The beautiful thing about following Jesus is that he doesn’t just want us to copy his outward behaviors, he wants us to become like him completely, understanding why he does what he does by transforming our minds. Instead of looking at life through the question of “what would Jesus do?”, we should be asking, “why would Jesus do what he does?” Continue reading Why does Jesus do what he does?
My older brother shared with me a lesson he learned from a fellow colleague. The lesson was this: Continue reading Why?
Every once in a while we need to pause during our busy lives and ask one simple question:
Why are we doing what we’re doing? What’s the point?
Answering these questions will lead to either one of two things. It could A) remind us of who we are and who God is. We can know that what we’re doing is for good and praise God for his provision. Or B) we can see that the reason we’re doing something is bad and change what we’re doing.
Obviously this sounds simple, yet it can be hard to put into practice. The easiest part to begin with, though, is to just start asking, why?
Can you feel the change? Can you feel the wind stirring?
It’s interesting how we can’t see the wind, but we can see how the wind impacts its surroundings. Some might laugh in ignorance and say that the leaves can move by themselves, but they are only fooling themselves. For there is a cause for everything on this world of ours. If only we could stop looking at all the effects and instead look at the why behind them.
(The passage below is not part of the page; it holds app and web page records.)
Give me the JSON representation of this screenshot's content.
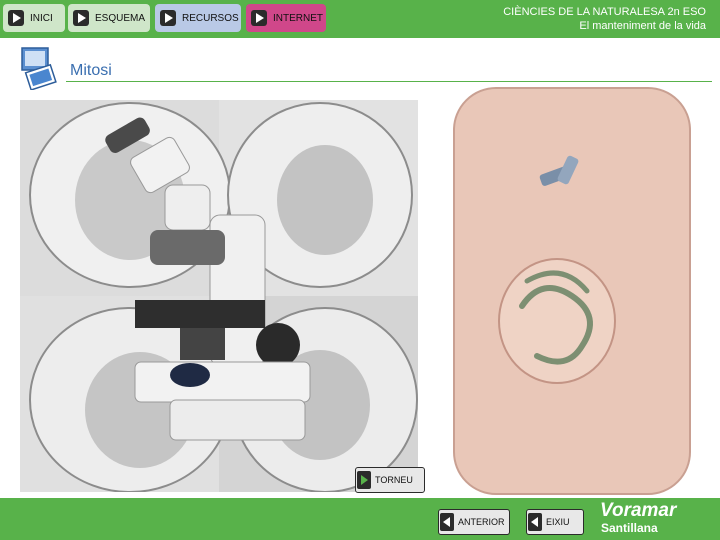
{
  "nav": {
    "items": [
      {
        "label": "INICI"
      },
      {
        "label": "ESQUEMA"
      },
      {
        "label": "RECURSOS"
      },
      {
        "label": "INTERNET"
      }
    ]
  },
  "header": {
    "line1": "CIÈNCIES DE LA NATURALESA 2n ESO",
    "line2": "El manteniment de la vida"
  },
  "page": {
    "title": "Mitosi"
  },
  "buttons": {
    "torneu": "TORNEU",
    "anterior": "ANTERIOR",
    "eixiu": "EIXIU"
  },
  "brand": {
    "name": "Voramar",
    "publisher": "Santillana"
  },
  "colors": {
    "green": "#58b24a",
    "magenta": "#d0478a",
    "title_blue": "#3a6fb0"
  },
  "icons": {
    "section": "document-icon",
    "nav": "play-arrow-icon"
  }
}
I think I’m going to start asking that question more to people. Why is that? Why is that the way it is? I’m curious as to what people have to say. I want to see why they see the way that they do. I want to stand by the friction and feel its heat. Because at the heart of tension, there’s only one thing that remains to happen:
Change. And it’s up to us as to whether it will be good or bad.